A few years ago, what was then Ernst and Young (now EY) reported in its paper Global Payroll: Myth or Reality? that 55% of multinational firms believed that single provider global payroll vendors didn’t exist.


Writing a year later, management consulting firm ScottMadden Inc was slightly more optimistic in its paper, Global Payroll? A Few Planning Considerations. It stated: “Despite significant improvements, the global payroll solution landscape appears fragmented to many buyers…The national influences on payroll at both the corporate and regulatory level ensure requirements are as diverse and waning as economics and politics can engender, necessitating local knowledge and constant system changes to meet these requirements. These external complexities, as well as internal challenges like global technology and global staffing has slowed and limited the number of viable global solutions. Therefore, organisations looking for a global solution often find a patchwork of options.”


There’s nothing like a challenge and these reports threw down the gauntlet. SD Worx carried out its own research at the end of last year which showed that almost two-thirds (65%) of global organisations were using multiple payroll systems across different geographic markets. More than 5% of those polled admitted to having no automated payroll system in place and rely solely on manual processes. Only 29% had one single system of record in place, offering all-encompassing payroll services.


So why is the harmonising, centralising and reporting on payroll and HR globally proving so complex and expensive? When we put this questions to delegates of HR Tech World in Paris last year they told us that one of the main problems was maintaining compliancy with legislation in each country coupled by the threat of potentially huge corporate fines. According to PWC, payroll errors cost the average FTSE 100 company between £10 million and £30 million per year, so we’re not talking small change here.
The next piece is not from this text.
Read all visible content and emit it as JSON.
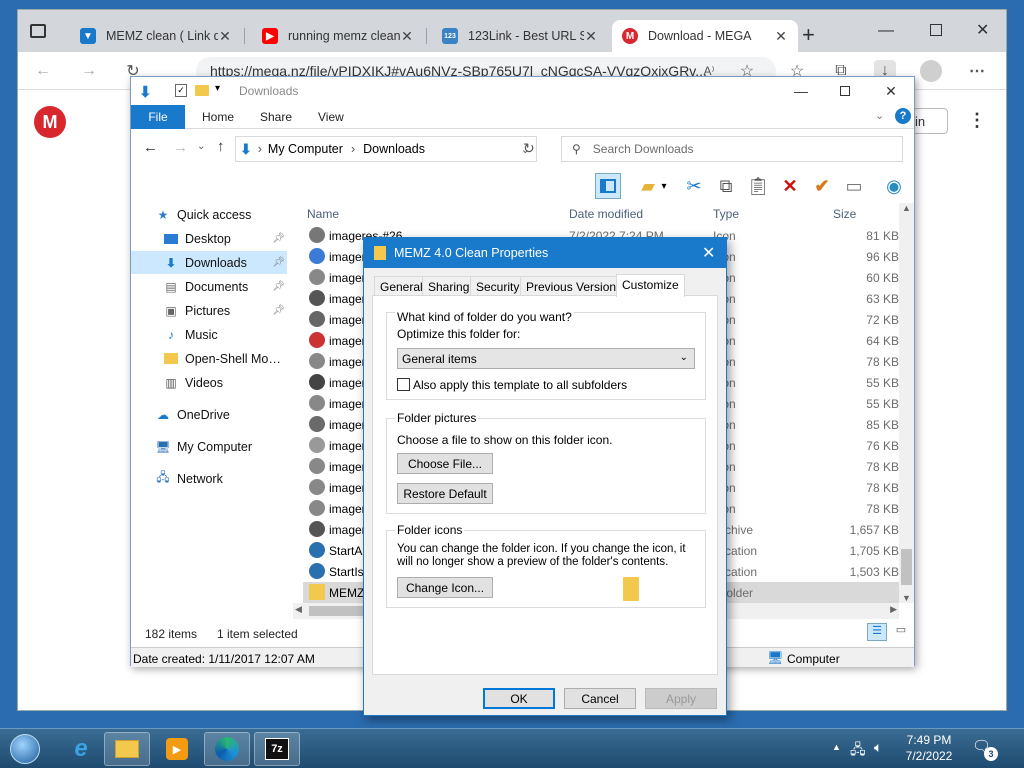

Also, having multiple providers across different geographic regions is obviously not cost-effective or consistent. These issues combined to create a stressful situation for those involved who would, no doubt, much rather be focusing on HR strategy rather than time-consuming processing.


In our survey, we asked our sample about the key issues faced as a payroll professional working in a multinational organisation, Well over a half (56%) admitted to having problems with payroll accuracy across different geographic markets. Inconsistencies with the provision of high service levels was also given as a top concern by 42% and just over a third (34%) indicated payroll was too expensive. Other key issues included time-consuming partner management (29%) and lack of international reporting capabilities (20%).


It’s clear that ineffective payroll systems are eating into business profit by increasing both cost and complexity.


Often an outsourced payroll provider with a team experienced in managing risk and compliance globally is the answer. Choosing a global outsourcing provider ensures that a company avoids duplication of effort, overall making for a more consistent employee experience involving just one provider, one contract, one point of contact and the roll out of a single payroll system with visibility across all geographies.


If this is the case, it’s important to choose a partner that works globally but has local knowledge.

Most companies are facing problems of compatibility with HR and payroll systems, as each country has its own system sometimes governed by rules that don’t match with the regulations of others. This could be expensive and challenging to manage and maintain. If businesses don’t integrate they are faced with dealing with different currencies, tax and social security requirements, as well as different jurisdictions, as well as regulations.


There is also the question of mobile workers. Managing payroll for mobile employees and dealing with cross-border issues needs to be carried out in a coordinated manner so that issues in the home and host country can be addressed simultaneously.


Outsourcing partners should have alliances that cross national and international borders and can proactively support different payroll aspects. For example, S D Worx has recently formed a partnership with World First, an international payments and money transfer business, to deliver an international payments solution to our global customer base.


The partnership provides us with an efficient, fully-compliant payment solution with the means to execute international payments to over 150 countries at favourable exchange rates across 127 currencies. Our customers can seamlessly load up payments, authorise them in multiple foreign currencies and handle all of the associated reconciling and reporting. This is all done over a single platform offering enhanced control over the payment process and also providing significant time and cost savings over traditional banking methods.


The partnership is enabling us to move closer to this previously elusive industry goal of offering a truly global/single payroll solution for multinationals.